Flamenco is the music of Spanish Gypsies – the Romani people of Andalusia – and the dancing is an energetically frenzied, almost formless affair. A troupe of musicians sit in a ring onstage; one strikes up a guitar, while one of the women, forty-something and sun-kissed, sings in a language I don’t understand, though the sadness in her voice is no less palpable. One of the girls, who couldn’t be older than 20, begins to dance slowly in the centre and gradually, as the singer’s voice rises in a wailing crescendo, her movements accelerate, a jumble of stamping feet and outstretched palms. She throws her head back, her face twisted in a mixture of agony and ecstasy, exorting the audience to feel the same. It is impossible to look away and, as the sun sets over Barcelona, in one small corner of this old city, I can almost hear the crazy life draw breath.
Words TOM STURROCK
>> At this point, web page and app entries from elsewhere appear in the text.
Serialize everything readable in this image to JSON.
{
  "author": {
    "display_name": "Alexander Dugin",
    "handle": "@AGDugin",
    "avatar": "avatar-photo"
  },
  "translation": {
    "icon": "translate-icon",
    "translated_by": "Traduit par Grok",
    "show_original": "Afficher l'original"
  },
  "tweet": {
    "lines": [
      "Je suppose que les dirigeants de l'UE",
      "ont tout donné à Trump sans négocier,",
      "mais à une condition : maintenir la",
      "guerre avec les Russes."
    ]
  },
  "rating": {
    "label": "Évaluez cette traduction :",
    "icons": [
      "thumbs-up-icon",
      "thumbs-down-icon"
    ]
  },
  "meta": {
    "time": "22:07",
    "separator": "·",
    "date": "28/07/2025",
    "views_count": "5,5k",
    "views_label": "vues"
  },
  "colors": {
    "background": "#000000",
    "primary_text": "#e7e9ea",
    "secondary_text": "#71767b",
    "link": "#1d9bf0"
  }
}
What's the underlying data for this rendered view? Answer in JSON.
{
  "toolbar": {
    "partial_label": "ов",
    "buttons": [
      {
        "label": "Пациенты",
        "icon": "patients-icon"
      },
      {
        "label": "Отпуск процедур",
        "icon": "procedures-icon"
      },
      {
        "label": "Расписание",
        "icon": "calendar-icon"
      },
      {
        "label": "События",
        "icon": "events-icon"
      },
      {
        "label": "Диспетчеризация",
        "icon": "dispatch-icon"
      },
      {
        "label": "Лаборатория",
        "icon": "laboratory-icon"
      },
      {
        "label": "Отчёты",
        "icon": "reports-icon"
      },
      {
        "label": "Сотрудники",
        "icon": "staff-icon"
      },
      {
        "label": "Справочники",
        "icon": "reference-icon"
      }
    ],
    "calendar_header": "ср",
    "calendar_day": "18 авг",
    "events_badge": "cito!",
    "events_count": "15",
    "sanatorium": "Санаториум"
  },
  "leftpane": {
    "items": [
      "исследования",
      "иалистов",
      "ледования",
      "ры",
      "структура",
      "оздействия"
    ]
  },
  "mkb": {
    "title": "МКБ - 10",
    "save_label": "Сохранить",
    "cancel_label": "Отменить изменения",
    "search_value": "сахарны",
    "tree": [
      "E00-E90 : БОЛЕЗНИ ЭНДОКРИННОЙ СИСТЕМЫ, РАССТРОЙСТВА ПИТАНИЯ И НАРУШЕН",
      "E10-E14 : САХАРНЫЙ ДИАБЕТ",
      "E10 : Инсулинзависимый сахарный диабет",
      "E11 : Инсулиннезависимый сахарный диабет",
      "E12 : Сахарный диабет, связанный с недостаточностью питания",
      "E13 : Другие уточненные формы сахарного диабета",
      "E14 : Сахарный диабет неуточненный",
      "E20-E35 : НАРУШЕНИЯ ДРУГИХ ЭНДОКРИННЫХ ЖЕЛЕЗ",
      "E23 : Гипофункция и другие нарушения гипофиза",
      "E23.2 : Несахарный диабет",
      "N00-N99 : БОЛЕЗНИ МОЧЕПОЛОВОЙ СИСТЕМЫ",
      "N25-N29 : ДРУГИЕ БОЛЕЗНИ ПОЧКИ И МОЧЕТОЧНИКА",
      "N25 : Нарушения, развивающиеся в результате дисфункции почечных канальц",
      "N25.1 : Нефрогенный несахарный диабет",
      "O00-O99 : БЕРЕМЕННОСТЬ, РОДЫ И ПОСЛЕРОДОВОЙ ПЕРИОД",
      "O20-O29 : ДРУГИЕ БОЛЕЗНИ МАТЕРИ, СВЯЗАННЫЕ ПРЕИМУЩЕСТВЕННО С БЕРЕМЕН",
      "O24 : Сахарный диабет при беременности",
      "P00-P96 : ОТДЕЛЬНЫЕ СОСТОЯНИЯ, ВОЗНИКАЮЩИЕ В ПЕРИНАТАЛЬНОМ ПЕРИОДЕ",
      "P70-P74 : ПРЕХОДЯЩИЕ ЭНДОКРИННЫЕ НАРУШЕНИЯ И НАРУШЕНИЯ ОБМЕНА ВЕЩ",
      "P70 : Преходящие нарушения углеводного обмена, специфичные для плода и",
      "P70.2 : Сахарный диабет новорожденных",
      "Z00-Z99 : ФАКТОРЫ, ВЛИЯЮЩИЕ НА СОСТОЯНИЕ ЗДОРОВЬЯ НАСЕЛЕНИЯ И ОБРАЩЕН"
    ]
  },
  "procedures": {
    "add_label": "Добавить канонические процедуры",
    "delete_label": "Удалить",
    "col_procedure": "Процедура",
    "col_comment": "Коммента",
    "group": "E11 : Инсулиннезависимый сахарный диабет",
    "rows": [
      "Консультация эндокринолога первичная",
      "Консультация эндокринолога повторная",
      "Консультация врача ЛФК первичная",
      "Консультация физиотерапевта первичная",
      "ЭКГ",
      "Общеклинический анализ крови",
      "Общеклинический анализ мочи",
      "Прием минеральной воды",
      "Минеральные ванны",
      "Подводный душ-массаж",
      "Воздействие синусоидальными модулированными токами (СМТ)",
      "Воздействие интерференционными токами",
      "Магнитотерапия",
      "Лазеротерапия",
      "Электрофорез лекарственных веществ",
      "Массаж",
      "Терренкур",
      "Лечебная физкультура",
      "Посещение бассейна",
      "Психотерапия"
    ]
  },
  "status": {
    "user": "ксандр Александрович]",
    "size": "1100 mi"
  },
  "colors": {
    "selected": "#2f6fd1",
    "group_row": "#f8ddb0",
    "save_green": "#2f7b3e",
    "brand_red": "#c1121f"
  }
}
Not far from Barceloneta, Euskal Etxea is one of the city’s best-known pinxto bars. If you’ve never been to one, you basically help yourself to small servings of various dishes. You hang on to the skewers holding your food together and then use them to tally up your bill at the end. It’s fantastic if you just want an afternoon snack. (euskaletxea.cat)
Check out Big Fish (above) in Born. Barcelona does some great seafood and, at this exquisitely decorated restaurant, one half of the menu is sushi, while the other is cooked seafood. There’s so much sushi that it’s hard to choose, while, from the grill, the scallops and monkfish are the highlights. One of the best meals you’ll have in this city. (bigfish.cat)
To dine in style, check out Lasarte, one of the many posh restaurants owned and operated by high-profile chef Martin Berasategui. He’s known for his traditional Basque cooking and his name is attached to some of the country’s best restaurants. You’re looking at €40 (£33)-plus for mains but it’s worth it. (restaurantlasarte.com/en)
All the chiringuitos (above) along Barceloneta beach provide a similarly laidback, authentic spot for a drink, but Vai Moana is one of the best-known. You can easily sit back and put away a few Estrellas or mojitos while people-watching, but there’s also some decent tapas on offer for when you need to soak up the booze. (vaimoanabcn.com/indexing)
If you explore Barcelona’s Barrio Gothic, you’ll stumble across heaps of quirky bars but Margarita Blue (above) may be the pick of the bunch. Its vibrant, colourful atmosphere and eclectic crowd are complemented by some serious cocktails and surprisingly tasty Mexican food. A perfect spot for a late night. (margaritablue.com)
Few bars in Barcelona make better use of the city’s eclectic, old-school ambience than Marmalade (above), which was a furniture store for 50 years and, happily, appears to have kept most of the coolest pieces. It has a Fifties feel and is one of the most sought-after venues for shakers and movers hoping to impress. (marmaladebarcelona.com)
If you’re after a fun, affordable hostel that’s going to enable you to make the most of your stay, it’s worth checking out Barcelona Mar, not far from the heart of the city. The dorms vary in size but you can rent a bed for as little as £9 per night.
You can also rent a bike, which is handy for seeing the sights. (barcelonamar.com)
Within five minutes’ walk of Las Ramblas, Hotel Mimic (above) is a snazzy, convenient base for your adventures in Barcelona. You can reserve a double room for as little as £58 per night if you get in on its current offer. Downstairs, the dining room and library are an ultra-comfortable setting for your morning coffee. (hotel-mimic.com/en)
The rooms at Hotel Condes de Barcelona (above) are comfortable and airy and the high-ceiling foyer is awash with low-key opulence. But it’s the terrace, on the top floor, providing some of the best views in the city, that ensure people come back to this hotel. You’re looking at upwards of £100 per night, depending on your needs. (condesdebarcelona.com)
– Flights depart regularly to Barcelona. You can book a return flight from about £65 with easyJet (easyjet.com), depending on what day you want to travel.